Repeat all the records exactly, omitting pictures.

*** Opening of Material for the task ***

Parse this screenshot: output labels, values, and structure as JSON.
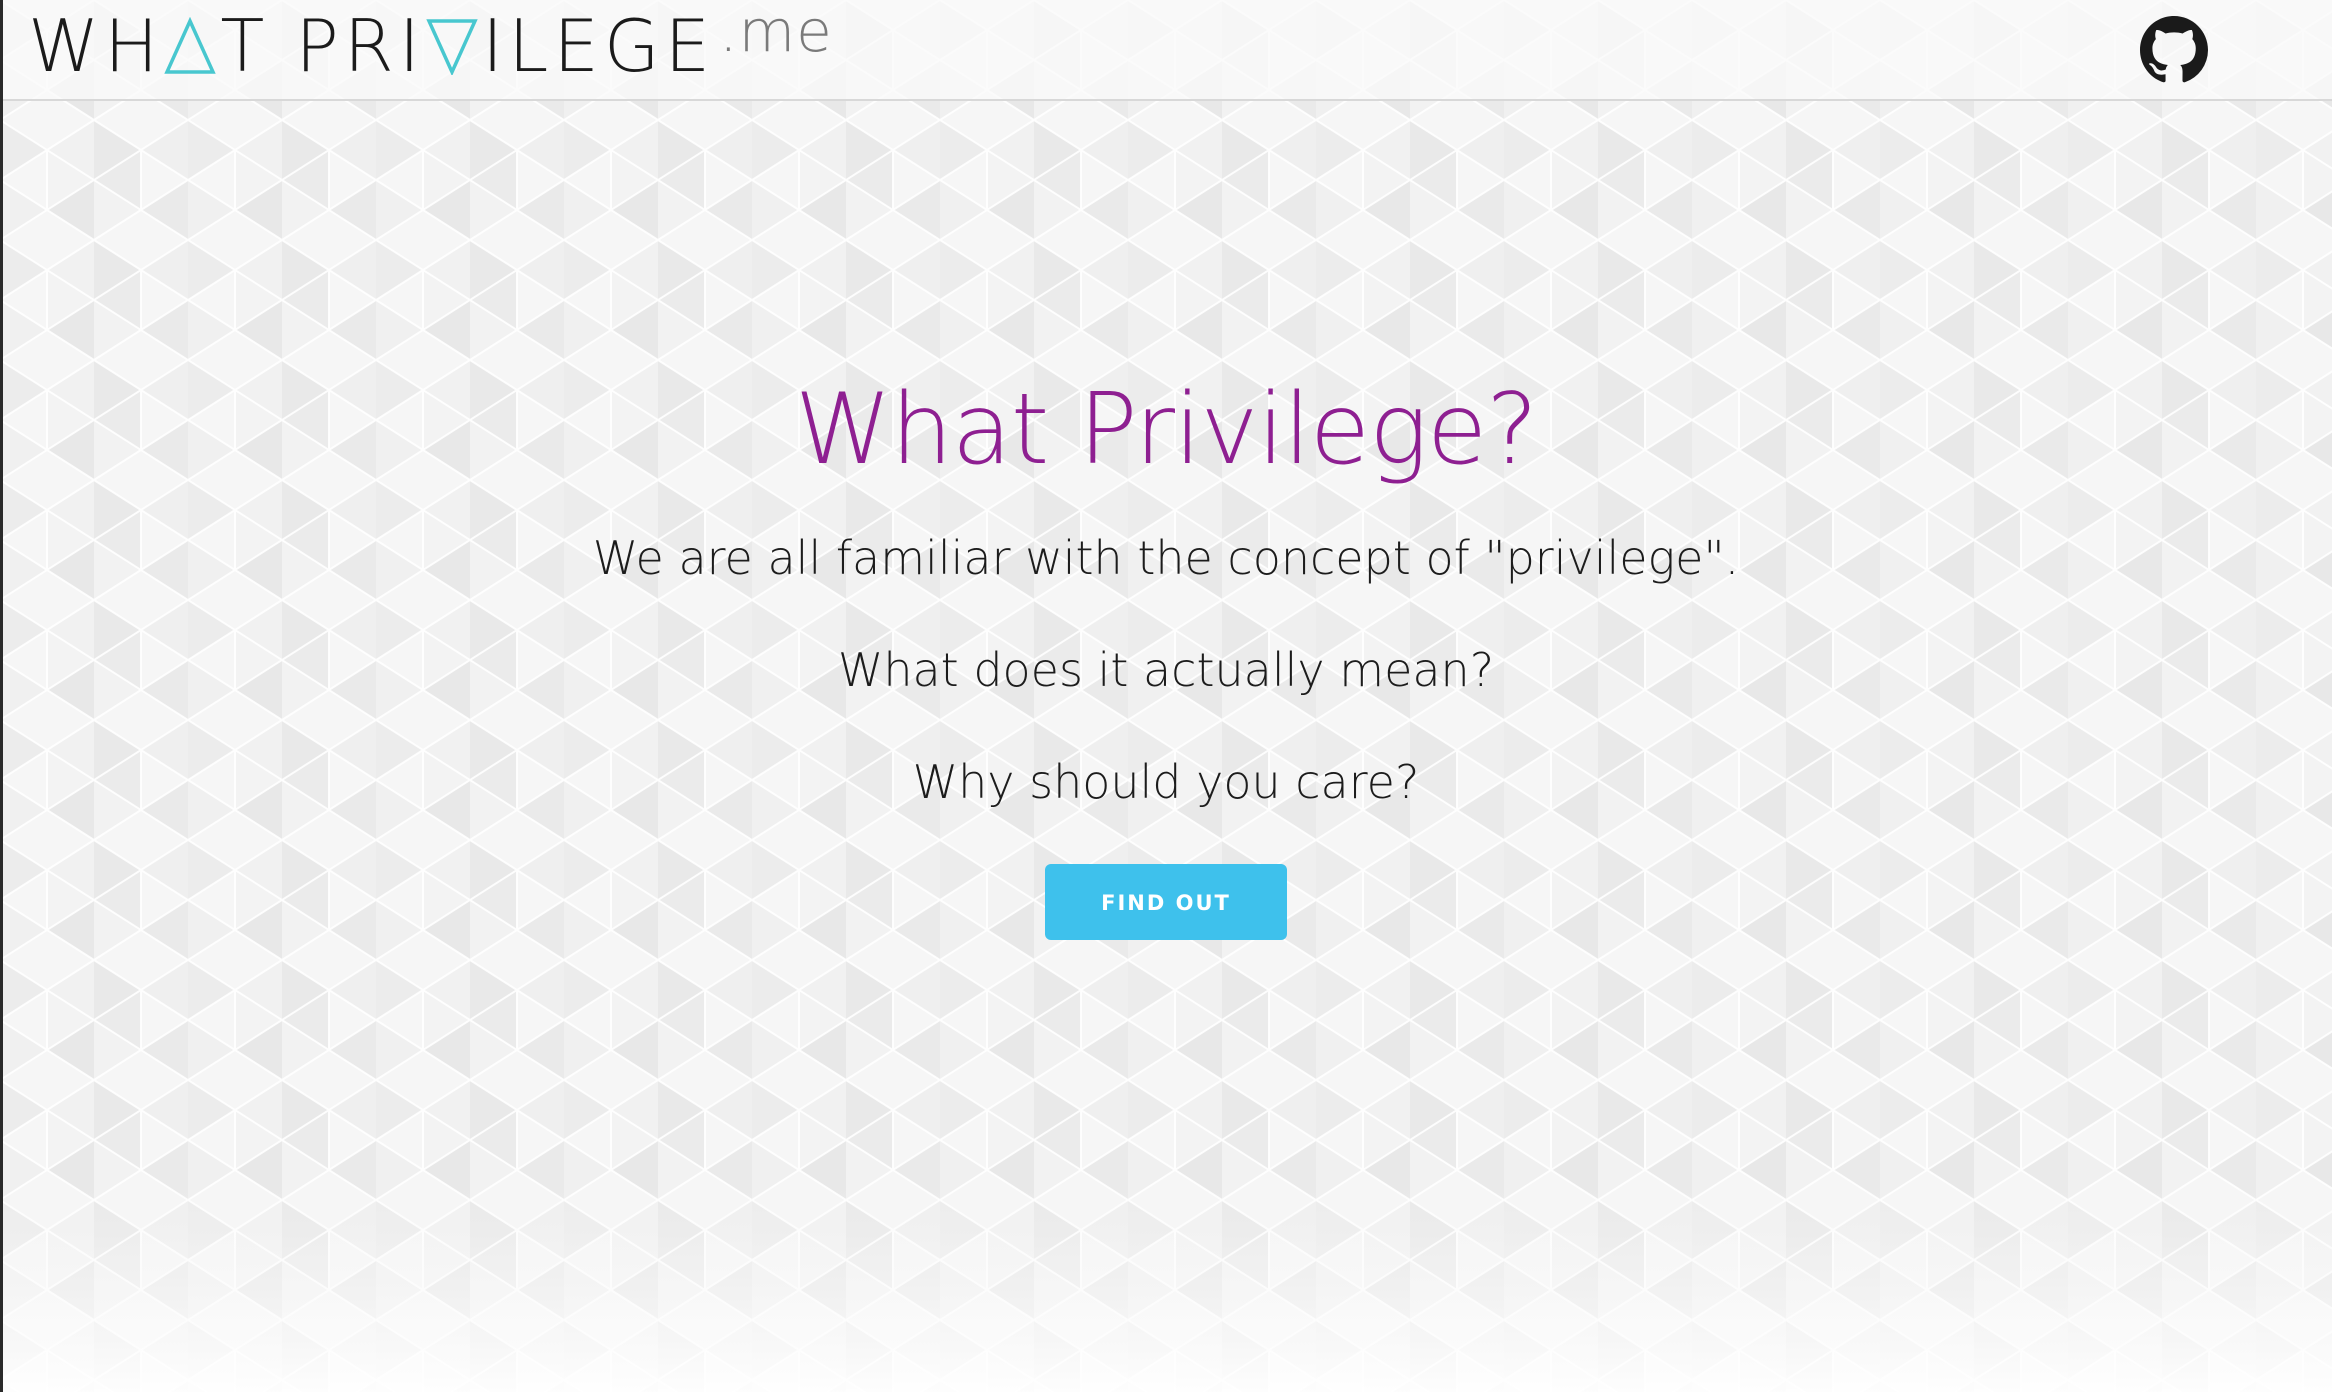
{
  "header": {
    "logo": {
      "word1_pre": "WH",
      "word1_post": "T",
      "word2_pre": "PRI",
      "word2_post": "ILEGE",
      "tld": ".me",
      "triangle_up_icon": "triangle-up-outline",
      "triangle_down_icon": "triangle-down-outline"
    },
    "github_icon": "github-octocat"
  },
  "hero": {
    "title": "What Privilege?",
    "lines": [
      "We are all familiar with the concept of \"privilege\".",
      "What does it actually mean?",
      "Why should you care?"
    ],
    "button_label": "FIND OUT"
  },
  "colors": {
    "title": "#8e1f91",
    "button": "#3ec1ec",
    "logo_accent": "#48c7cf",
    "text": "#1c1c1c",
    "background": "#f6f6f6"
  }
}
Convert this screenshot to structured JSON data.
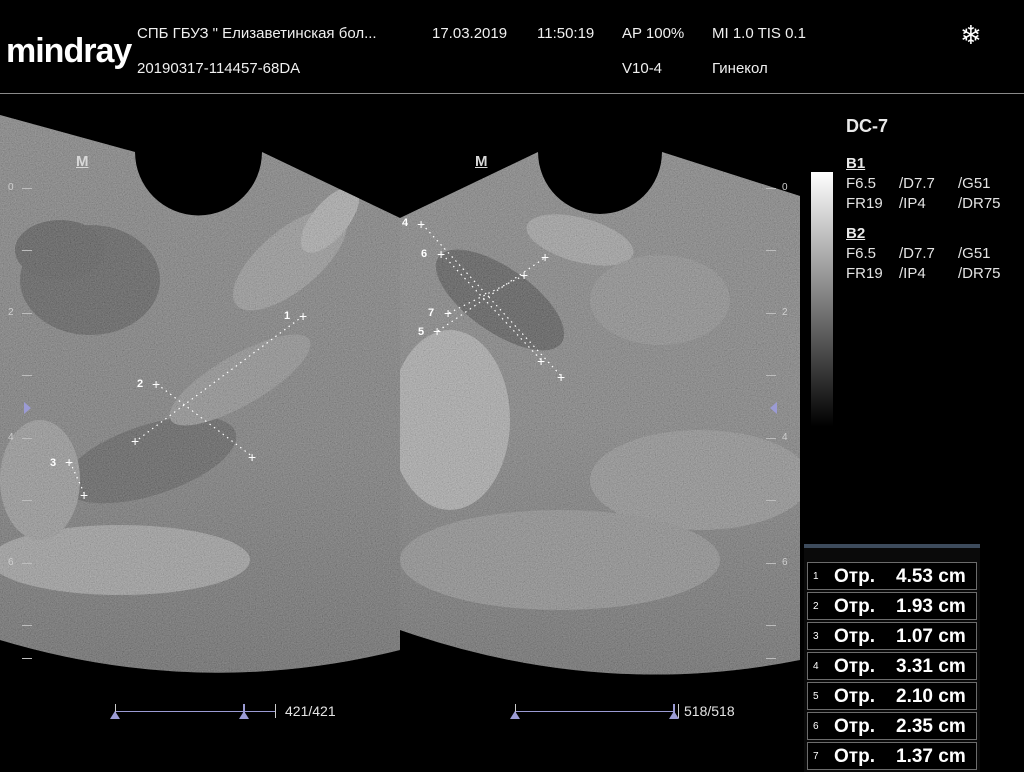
{
  "header": {
    "logo": "mindray",
    "institution": "СПБ  ГБУЗ \" Елизаветинская бол...",
    "date": "17.03.2019",
    "time": "11:50:19",
    "ap": "AP  100%",
    "mi_tis": "MI 1.0 TIS 0.1",
    "exam_id": "20190317-114457-68DA",
    "probe": "V10-4",
    "exam_type": "Гинекол",
    "freeze_icon": "snowflake-icon"
  },
  "images": {
    "left": {
      "orientation_mark": "M",
      "depth_labels": [
        "0",
        "2",
        "4",
        "6"
      ],
      "cine": "421/421"
    },
    "right": {
      "orientation_mark": "M",
      "depth_labels": [
        "0",
        "2",
        "4",
        "6"
      ],
      "cine": "518/518"
    }
  },
  "side_panel": {
    "preset": "DC-7",
    "b1": {
      "title": "B1",
      "row1": [
        "F6.5",
        "/D7.7",
        "/G51"
      ],
      "row2": [
        "FR19",
        "/IP4",
        "/DR75"
      ]
    },
    "b2": {
      "title": "B2",
      "row1": [
        "F6.5",
        "/D7.7",
        "/G51"
      ],
      "row2": [
        "FR19",
        "/IP4",
        "/DR75"
      ]
    }
  },
  "calipers": [
    "1",
    "2",
    "3",
    "4",
    "5",
    "6",
    "7"
  ],
  "measurements": [
    {
      "index": "1",
      "label": "Отр.",
      "value": "4.53 cm"
    },
    {
      "index": "2",
      "label": "Отр.",
      "value": "1.93 cm"
    },
    {
      "index": "3",
      "label": "Отр.",
      "value": "1.07 cm"
    },
    {
      "index": "4",
      "label": "Отр.",
      "value": "3.31 cm"
    },
    {
      "index": "5",
      "label": "Отр.",
      "value": "2.10 cm"
    },
    {
      "index": "6",
      "label": "Отр.",
      "value": "2.35 cm"
    },
    {
      "index": "7",
      "label": "Отр.",
      "value": "1.37 cm"
    }
  ]
}
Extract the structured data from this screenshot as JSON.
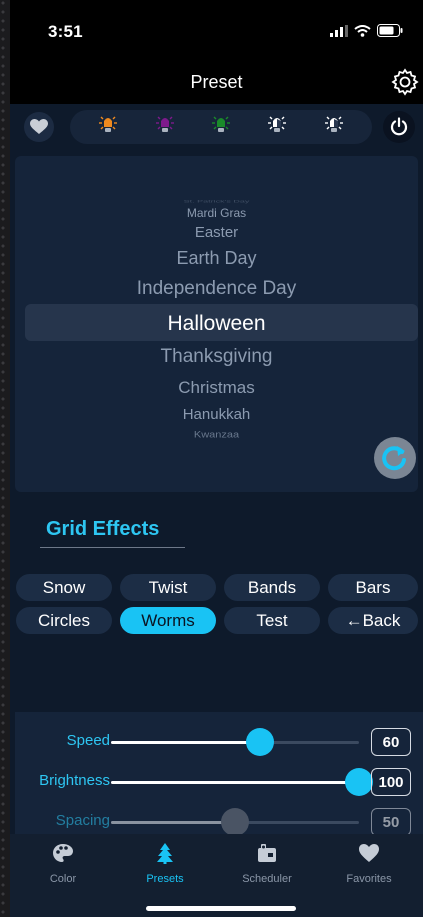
{
  "status": {
    "time": "3:51"
  },
  "header": {
    "title": "Preset"
  },
  "toolbar": {
    "bulbs": [
      {
        "name": "orange-bulb-icon",
        "color": "#f08a1e"
      },
      {
        "name": "purple-bulb-icon",
        "color": "#7d1a8c"
      },
      {
        "name": "green-bulb-icon",
        "color": "#1a8a2a"
      },
      {
        "name": "white-bulb-icon",
        "color": "#ffffff"
      },
      {
        "name": "white-bulb-icon",
        "color": "#ffffff"
      }
    ]
  },
  "picker": {
    "items": [
      "St. Patrick's Day",
      "Mardi Gras",
      "Easter",
      "Earth Day",
      "Independence Day",
      "Halloween",
      "Thanksgiving",
      "Christmas",
      "Hanukkah",
      "Kwanzaa"
    ],
    "selected": "Halloween"
  },
  "grid_effects": {
    "title": "Grid Effects",
    "row1": [
      "Snow",
      "Twist",
      "Bands",
      "Bars"
    ],
    "row2": [
      "Circles",
      "Worms",
      "Test",
      "←Back"
    ],
    "active": "Worms"
  },
  "sliders": [
    {
      "label": "Speed",
      "value": "60",
      "fraction": 0.6
    },
    {
      "label": "Brightness",
      "value": "100",
      "fraction": 1.0
    },
    {
      "label": "Spacing",
      "value": "50",
      "fraction": 0.5
    }
  ],
  "tabs": [
    {
      "label": "Color",
      "icon": "palette-icon"
    },
    {
      "label": "Presets",
      "icon": "tree-icon",
      "active": true
    },
    {
      "label": "Scheduler",
      "icon": "scheduler-icon"
    },
    {
      "label": "Favorites",
      "icon": "heart-icon"
    }
  ],
  "colors": {
    "accent": "#19c3f4",
    "panel": "#0e1a2b"
  }
}
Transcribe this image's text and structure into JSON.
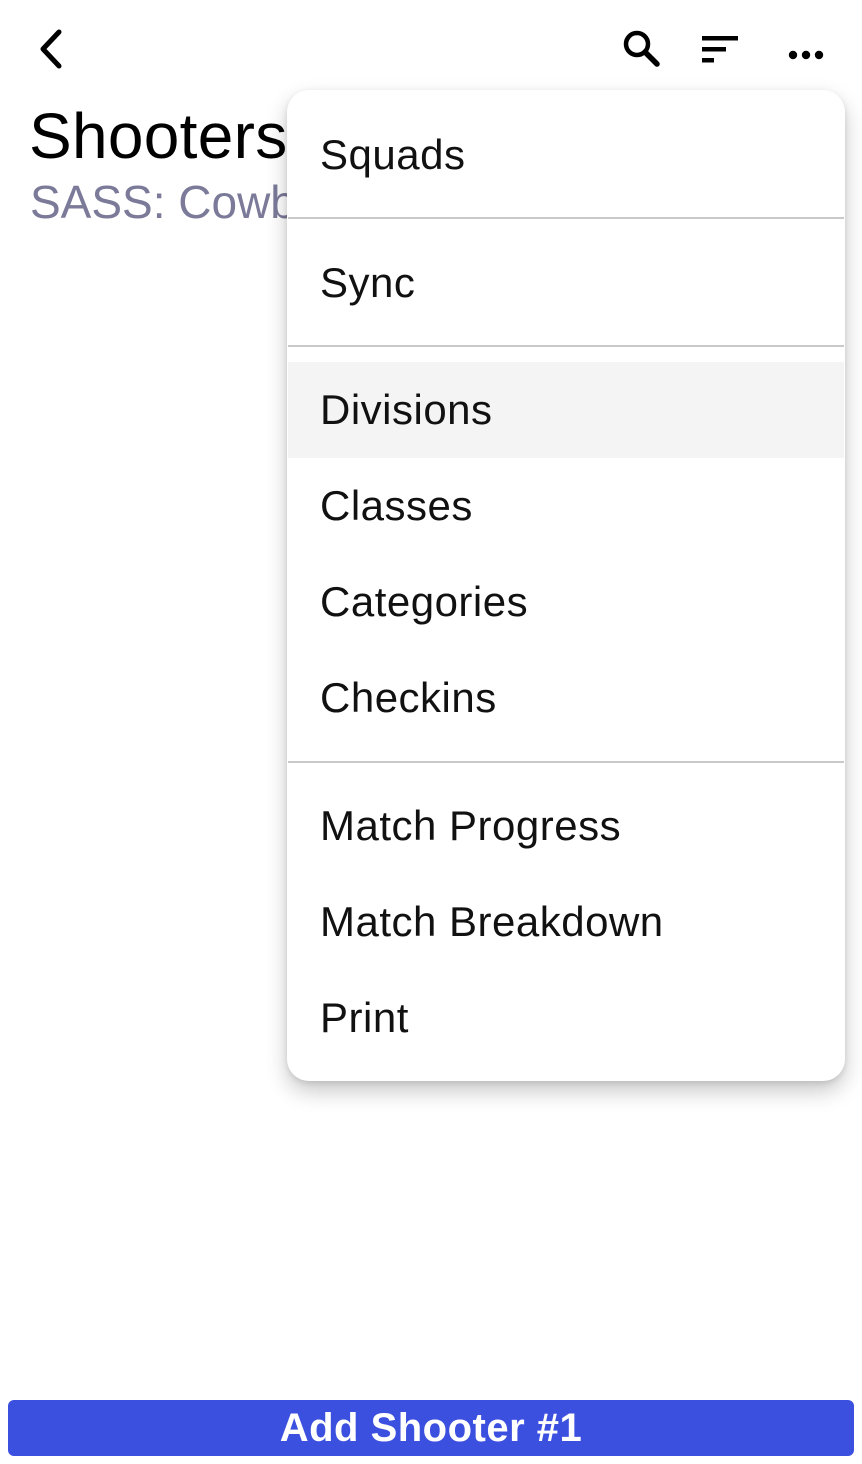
{
  "header": {
    "title": "Shooters",
    "subtitle": "SASS: Cowboy"
  },
  "toolbar": {
    "back_icon": "chevron-left-icon",
    "search_icon": "search-icon",
    "sort_icon": "sort-icon",
    "more_icon": "more-horizontal-icon"
  },
  "menu": {
    "items": [
      {
        "label": "Squads"
      },
      {
        "label": "Sync"
      },
      {
        "label": "Divisions"
      },
      {
        "label": "Classes"
      },
      {
        "label": "Categories"
      },
      {
        "label": "Checkins"
      },
      {
        "label": "Match Progress"
      },
      {
        "label": "Match Breakdown"
      },
      {
        "label": "Print"
      }
    ]
  },
  "footer": {
    "add_button_label": "Add Shooter #1"
  },
  "colors": {
    "accent": "#3c50e0",
    "subtitle": "#7b7a99",
    "menu_hover": "#f4f4f4",
    "divider": "#c9c9c9"
  }
}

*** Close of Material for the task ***

### Answer for this exercise
Parse this screenshot: output labels, values, and structure as JSON.
{
  "header": {
    "logo": {
      "word1_pre": "WH",
      "word1_post": "T",
      "word2_pre": "PRI",
      "word2_post": "ILEGE",
      "tld": ".me",
      "triangle_up_icon": "triangle-up-outline",
      "triangle_down_icon": "triangle-down-outline"
    },
    "github_icon": "github-octocat"
  },
  "hero": {
    "title": "What Privilege?",
    "lines": [
      "We are all familiar with the concept of \"privilege\".",
      "What does it actually mean?",
      "Why should you care?"
    ],
    "button_label": "FIND OUT"
  },
  "colors": {
    "title": "#8e1f91",
    "button": "#3ec1ec",
    "logo_accent": "#48c7cf",
    "text": "#1c1c1c",
    "background": "#f6f6f6"
  }
}
Convert this screenshot to structured JSON data.
{
  "header": {
    "logo": "mindray",
    "institution": "СПБ  ГБУЗ \" Елизаветинская бол...",
    "date": "17.03.2019",
    "time": "11:50:19",
    "ap": "AP  100%",
    "mi_tis": "MI 1.0 TIS 0.1",
    "exam_id": "20190317-114457-68DA",
    "probe": "V10-4",
    "exam_type": "Гинекол",
    "freeze_icon": "snowflake-icon"
  },
  "images": {
    "left": {
      "orientation_mark": "M",
      "depth_labels": [
        "0",
        "2",
        "4",
        "6"
      ],
      "cine": "421/421"
    },
    "right": {
      "orientation_mark": "M",
      "depth_labels": [
        "0",
        "2",
        "4",
        "6"
      ],
      "cine": "518/518"
    }
  },
  "side_panel": {
    "preset": "DC-7",
    "b1": {
      "title": "B1",
      "row1": [
        "F6.5",
        "/D7.7",
        "/G51"
      ],
      "row2": [
        "FR19",
        "/IP4",
        "/DR75"
      ]
    },
    "b2": {
      "title": "B2",
      "row1": [
        "F6.5",
        "/D7.7",
        "/G51"
      ],
      "row2": [
        "FR19",
        "/IP4",
        "/DR75"
      ]
    }
  },
  "calipers": [
    "1",
    "2",
    "3",
    "4",
    "5",
    "6",
    "7"
  ],
  "measurements": [
    {
      "index": "1",
      "label": "Отр.",
      "value": "4.53 cm"
    },
    {
      "index": "2",
      "label": "Отр.",
      "value": "1.93 cm"
    },
    {
      "index": "3",
      "label": "Отр.",
      "value": "1.07 cm"
    },
    {
      "index": "4",
      "label": "Отр.",
      "value": "3.31 cm"
    },
    {
      "index": "5",
      "label": "Отр.",
      "value": "2.10 cm"
    },
    {
      "index": "6",
      "label": "Отр.",
      "value": "2.35 cm"
    },
    {
      "index": "7",
      "label": "Отр.",
      "value": "1.37 cm"
    }
  ]
}
Extract the structured data from this screenshot as JSON.
{
  "status": {
    "time": "3:51"
  },
  "header": {
    "title": "Preset"
  },
  "toolbar": {
    "bulbs": [
      {
        "name": "orange-bulb-icon",
        "color": "#f08a1e"
      },
      {
        "name": "purple-bulb-icon",
        "color": "#7d1a8c"
      },
      {
        "name": "green-bulb-icon",
        "color": "#1a8a2a"
      },
      {
        "name": "white-bulb-icon",
        "color": "#ffffff"
      },
      {
        "name": "white-bulb-icon",
        "color": "#ffffff"
      }
    ]
  },
  "picker": {
    "items": [
      "St. Patrick's Day",
      "Mardi Gras",
      "Easter",
      "Earth Day",
      "Independence Day",
      "Halloween",
      "Thanksgiving",
      "Christmas",
      "Hanukkah",
      "Kwanzaa"
    ],
    "selected": "Halloween"
  },
  "grid_effects": {
    "title": "Grid Effects",
    "row1": [
      "Snow",
      "Twist",
      "Bands",
      "Bars"
    ],
    "row2": [
      "Circles",
      "Worms",
      "Test",
      "←Back"
    ],
    "active": "Worms"
  },
  "sliders": [
    {
      "label": "Speed",
      "value": "60",
      "fraction": 0.6
    },
    {
      "label": "Brightness",
      "value": "100",
      "fraction": 1.0
    },
    {
      "label": "Spacing",
      "value": "50",
      "fraction": 0.5
    }
  ],
  "tabs": [
    {
      "label": "Color",
      "icon": "palette-icon"
    },
    {
      "label": "Presets",
      "icon": "tree-icon",
      "active": true
    },
    {
      "label": "Scheduler",
      "icon": "scheduler-icon"
    },
    {
      "label": "Favorites",
      "icon": "heart-icon"
    }
  ],
  "colors": {
    "accent": "#19c3f4",
    "panel": "#0e1a2b"
  }
}
Transcribe this image's text and structure into JSON.
{
  "header": {
    "title": "Shooters",
    "subtitle": "SASS: Cowboy"
  },
  "toolbar": {
    "back_icon": "chevron-left-icon",
    "search_icon": "search-icon",
    "sort_icon": "sort-icon",
    "more_icon": "more-horizontal-icon"
  },
  "menu": {
    "items": [
      {
        "label": "Squads"
      },
      {
        "label": "Sync"
      },
      {
        "label": "Divisions"
      },
      {
        "label": "Classes"
      },
      {
        "label": "Categories"
      },
      {
        "label": "Checkins"
      },
      {
        "label": "Match Progress"
      },
      {
        "label": "Match Breakdown"
      },
      {
        "label": "Print"
      }
    ]
  },
  "footer": {
    "add_button_label": "Add Shooter #1"
  },
  "colors": {
    "accent": "#3c50e0",
    "subtitle": "#7b7a99",
    "menu_hover": "#f4f4f4",
    "divider": "#c9c9c9"
  }
}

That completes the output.